**PROBLEM STATEMENT**
Scan the following material for the string "Διαχείρισης" and copy each line in which it appears.
○ ○ ○ ○ ○ ○ ○
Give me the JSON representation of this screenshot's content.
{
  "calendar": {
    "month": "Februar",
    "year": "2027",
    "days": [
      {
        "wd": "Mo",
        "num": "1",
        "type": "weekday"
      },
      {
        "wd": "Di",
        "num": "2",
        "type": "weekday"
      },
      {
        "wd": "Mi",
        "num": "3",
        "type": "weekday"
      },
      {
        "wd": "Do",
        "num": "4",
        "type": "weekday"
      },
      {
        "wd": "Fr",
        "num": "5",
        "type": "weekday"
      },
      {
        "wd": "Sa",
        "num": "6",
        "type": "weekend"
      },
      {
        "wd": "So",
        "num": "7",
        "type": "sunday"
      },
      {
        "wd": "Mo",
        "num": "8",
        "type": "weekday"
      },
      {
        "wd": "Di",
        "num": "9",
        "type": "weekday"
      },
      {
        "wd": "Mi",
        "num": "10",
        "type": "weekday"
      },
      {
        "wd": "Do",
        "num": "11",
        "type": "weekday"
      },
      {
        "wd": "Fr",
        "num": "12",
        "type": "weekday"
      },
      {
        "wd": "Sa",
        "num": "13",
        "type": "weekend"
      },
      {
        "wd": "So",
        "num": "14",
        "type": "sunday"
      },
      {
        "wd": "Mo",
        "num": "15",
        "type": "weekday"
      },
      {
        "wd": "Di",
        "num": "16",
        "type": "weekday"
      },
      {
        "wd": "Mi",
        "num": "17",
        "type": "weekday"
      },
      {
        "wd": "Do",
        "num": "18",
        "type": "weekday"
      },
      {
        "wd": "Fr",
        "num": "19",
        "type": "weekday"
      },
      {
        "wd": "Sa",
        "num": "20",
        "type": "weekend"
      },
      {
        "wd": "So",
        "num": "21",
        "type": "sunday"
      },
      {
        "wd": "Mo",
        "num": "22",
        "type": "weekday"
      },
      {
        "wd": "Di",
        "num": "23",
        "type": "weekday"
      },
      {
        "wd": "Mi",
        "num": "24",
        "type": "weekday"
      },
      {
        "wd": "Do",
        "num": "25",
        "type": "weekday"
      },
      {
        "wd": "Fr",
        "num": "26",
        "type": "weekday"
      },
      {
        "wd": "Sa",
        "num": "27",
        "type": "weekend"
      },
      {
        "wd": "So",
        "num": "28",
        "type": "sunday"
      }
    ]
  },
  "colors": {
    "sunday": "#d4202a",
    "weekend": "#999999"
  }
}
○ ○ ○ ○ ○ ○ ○
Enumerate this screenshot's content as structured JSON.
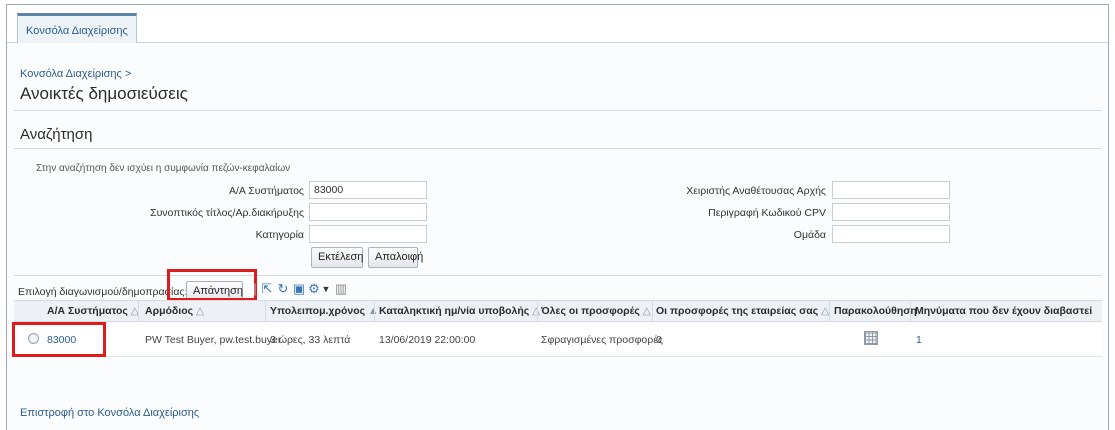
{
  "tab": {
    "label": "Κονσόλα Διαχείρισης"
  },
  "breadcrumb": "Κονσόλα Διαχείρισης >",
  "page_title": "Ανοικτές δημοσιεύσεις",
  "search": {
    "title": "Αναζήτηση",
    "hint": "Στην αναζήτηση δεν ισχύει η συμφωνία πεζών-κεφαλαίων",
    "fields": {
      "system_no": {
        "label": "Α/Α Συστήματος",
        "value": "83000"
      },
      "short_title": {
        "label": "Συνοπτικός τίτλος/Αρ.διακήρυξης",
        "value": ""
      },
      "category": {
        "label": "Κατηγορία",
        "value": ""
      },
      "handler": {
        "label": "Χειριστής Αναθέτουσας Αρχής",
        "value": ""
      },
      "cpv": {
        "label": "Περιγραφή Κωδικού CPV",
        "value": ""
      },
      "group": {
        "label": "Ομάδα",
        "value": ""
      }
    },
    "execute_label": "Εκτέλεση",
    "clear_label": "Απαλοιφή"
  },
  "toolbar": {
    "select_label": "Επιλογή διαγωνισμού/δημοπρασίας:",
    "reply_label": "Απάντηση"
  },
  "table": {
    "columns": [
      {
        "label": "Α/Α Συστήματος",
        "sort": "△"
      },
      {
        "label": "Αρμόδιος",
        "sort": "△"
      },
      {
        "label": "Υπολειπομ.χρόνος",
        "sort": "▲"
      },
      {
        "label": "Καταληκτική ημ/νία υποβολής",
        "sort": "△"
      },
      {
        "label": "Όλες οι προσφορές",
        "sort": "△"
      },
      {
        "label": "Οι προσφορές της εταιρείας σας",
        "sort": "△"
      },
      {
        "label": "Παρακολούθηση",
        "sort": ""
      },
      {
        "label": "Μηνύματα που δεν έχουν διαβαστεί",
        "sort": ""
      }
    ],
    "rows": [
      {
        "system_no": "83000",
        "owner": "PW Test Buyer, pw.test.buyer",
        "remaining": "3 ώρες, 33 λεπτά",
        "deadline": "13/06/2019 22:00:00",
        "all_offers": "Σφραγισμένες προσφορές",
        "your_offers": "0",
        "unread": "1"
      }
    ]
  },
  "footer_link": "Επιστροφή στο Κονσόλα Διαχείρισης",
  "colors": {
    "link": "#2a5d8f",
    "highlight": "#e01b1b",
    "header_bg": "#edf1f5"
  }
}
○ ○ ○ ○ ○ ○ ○
**RESULT FOR THIS EXERCISE**
    "label": "Κονσόλα Διαχείρισης"
  "breadcrumb": "Κονσόλα Διαχείρισης >",
  "footer_link": "Επιστροφή στο Κονσόλα Διαχείρισης",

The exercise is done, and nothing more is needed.